Define specialized servers with specific functionalities (file servers, print servers,
web servers, database servers)



Many client machines can access resources provided by specialized server.



Client
machines provide user with the appropriate interfaces to utilize servers, as
well as with local processing power to run local applications.



Some machines are client sites, with client software installed and other machines
are dedicated servers.



Client



a
user machine that provides user interface capabilities and local
processing.



Server



machine that provides services to client machines such as file access,
printing, and database access.


Two Tier Client/Server Architecture for DBMSs



In relational DBMSs,
user interfaces and application programs were first moved
to the client side.



SQL provided a standard language, which was a logical dividing point between
client and server.



Query and transaction functionality remained on server side. In this architecture
,
the server is called a query server, or transaction server.



In relational DBMSs, the server is called an SQL server, because most RDBMSs
use SQL.



In such systems, the user interface and application programs run on the client,
when DMBS access is needed,
the program establishes a connection to the
DBMS on the server side. Once the connection is created, the client can
communicate with the DBMS.



ODBC (Open Database Connectivity) is a standard that provides and application
processing interface which allows
client side programs to call the DBMS as long
as both sides have the required software. Most database vendors provide ODBC
drivers for their systems.



Client programs can connect to several RDBMS and send query and transaction
requests using the ODBC API



Q
uery requests are sent from the client to the server, and the server processes
the request and sends the result to the client.



A related Java standard is JDBC, which allows Java programs to access the
DBMS through a standard interface.



These systems are ca
lled two tier architectures because the software
components are distributed over two systems, the client and server.

Three
-
Tier Client Server Architecture for Web Applications



Many web applications use three
-
tier architecture, which adds an intermediate
la
yer between the client and the database server.



The middle tier is called the application server, or the web server. Plays an
intermediate role, by storing business rules (procedures/constraints) used to
access data from database.



Can improve database sec
urity by checking the clients credentials before
forwarding request to database server.



Clients contain GUI interfaces and application specific rules.



The intermediate server accepts the requests from the client, processes the
request and sends the databas
e commands to the db server, then passes the
data from the database server to the client, where it may be processes further
and filtered.



The three tiers are: user interface, application rules, and data access.

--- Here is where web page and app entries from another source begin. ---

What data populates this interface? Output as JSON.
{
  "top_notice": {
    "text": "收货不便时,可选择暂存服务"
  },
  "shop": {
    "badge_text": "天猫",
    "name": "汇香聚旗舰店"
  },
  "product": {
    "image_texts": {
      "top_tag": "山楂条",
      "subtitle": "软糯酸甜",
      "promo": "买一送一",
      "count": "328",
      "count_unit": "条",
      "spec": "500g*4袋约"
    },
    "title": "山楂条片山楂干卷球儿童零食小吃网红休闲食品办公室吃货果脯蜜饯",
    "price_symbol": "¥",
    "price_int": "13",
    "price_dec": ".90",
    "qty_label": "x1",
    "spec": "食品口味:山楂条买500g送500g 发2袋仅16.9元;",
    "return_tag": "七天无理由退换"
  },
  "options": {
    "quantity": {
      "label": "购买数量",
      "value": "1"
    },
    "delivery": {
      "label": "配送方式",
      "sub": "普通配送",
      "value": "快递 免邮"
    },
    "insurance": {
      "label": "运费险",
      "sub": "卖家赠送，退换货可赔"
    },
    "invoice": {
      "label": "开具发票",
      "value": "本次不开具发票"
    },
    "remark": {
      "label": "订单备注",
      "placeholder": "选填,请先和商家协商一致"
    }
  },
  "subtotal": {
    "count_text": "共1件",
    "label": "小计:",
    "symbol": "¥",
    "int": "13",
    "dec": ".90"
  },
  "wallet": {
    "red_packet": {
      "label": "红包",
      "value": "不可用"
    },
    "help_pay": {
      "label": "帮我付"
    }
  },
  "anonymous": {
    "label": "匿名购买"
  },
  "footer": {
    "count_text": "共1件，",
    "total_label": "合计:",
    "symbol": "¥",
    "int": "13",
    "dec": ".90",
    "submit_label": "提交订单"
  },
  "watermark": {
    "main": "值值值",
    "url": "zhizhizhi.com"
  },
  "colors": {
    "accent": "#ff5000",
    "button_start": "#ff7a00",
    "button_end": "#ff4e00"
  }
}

Classification of DBMSs


1.

D
ata Model Classification



Relational data model



Object data model



Hierarchical data model



Network data model



Object relational data model


2.

Number of Users



Single User systems



Multi User systems


3.

Number of Sites



Centralized


data is stored at single site.



D
istributes


database and DBMS software stored over many sites connected by
network



Homogeneous


use same DBMS software at multiple sites.


4.

Cost



Low
-
end systems under $3000



High
-
end systems, over $100,000

GUI Web Interface

Application Programs,
Web Pages

DBMS